Each year, the Milken Institute, a nonpartisan think tank, ranks the economic performance of U.S. cities, and this year, the Austin-Round Rock-San Marcos metropolitan area was ranked America’s Best Performing Large City. The institute noted that “The Lone Star State, which has both technology and energy assets, claimed three of the Top 10 and seven of the Top 25 large cities.” In the institute’s own words:
This year’s Best-Performing City, Austin, is a case study in concocting the proper recipe for economic vitality. A rising technology center, it is creating high-quality jobs that improve the region’s overall wage structure. Economic development officials rightly tout its business-friendly, low-tax, low-regulation climate when recruiting outside the state, particularly when soliciting California firms. They also herald the business startups of local entrepreneurs, the spinouts from the University of Texas, Austin, and the number and quality of UT graduates.

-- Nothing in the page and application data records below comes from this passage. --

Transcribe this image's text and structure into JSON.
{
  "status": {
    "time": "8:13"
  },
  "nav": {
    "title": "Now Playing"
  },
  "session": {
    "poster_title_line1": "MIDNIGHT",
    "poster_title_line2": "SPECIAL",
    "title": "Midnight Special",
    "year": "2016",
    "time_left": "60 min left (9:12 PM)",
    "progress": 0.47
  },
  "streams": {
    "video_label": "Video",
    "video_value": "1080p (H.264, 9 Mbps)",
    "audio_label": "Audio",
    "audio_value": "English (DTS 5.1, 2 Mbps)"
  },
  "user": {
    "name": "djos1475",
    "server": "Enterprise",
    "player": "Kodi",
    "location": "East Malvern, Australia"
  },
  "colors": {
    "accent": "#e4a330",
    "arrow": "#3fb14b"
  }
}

Austin’s technology base is fairly diversified: hardware, chips and communication gear, computer system design, Internet-related services, and biomedical research. The metro has its share of homegrown tech companies — Dell, Freescale Semiconductor, Flextronics International, and National Instruments among them — and has been successful at attracting technology icons from elsewhere as well. The financial services sector is also adding jobs.
I’m proud of the huge economic driver UT Austin continues to be both for our state and for our area. With the addition of UT’s Dell Medical School, our power to drive innovation and the economy will only increase.
What starts here changes the world.
Photo by UT philosophy junior Amyn Kassam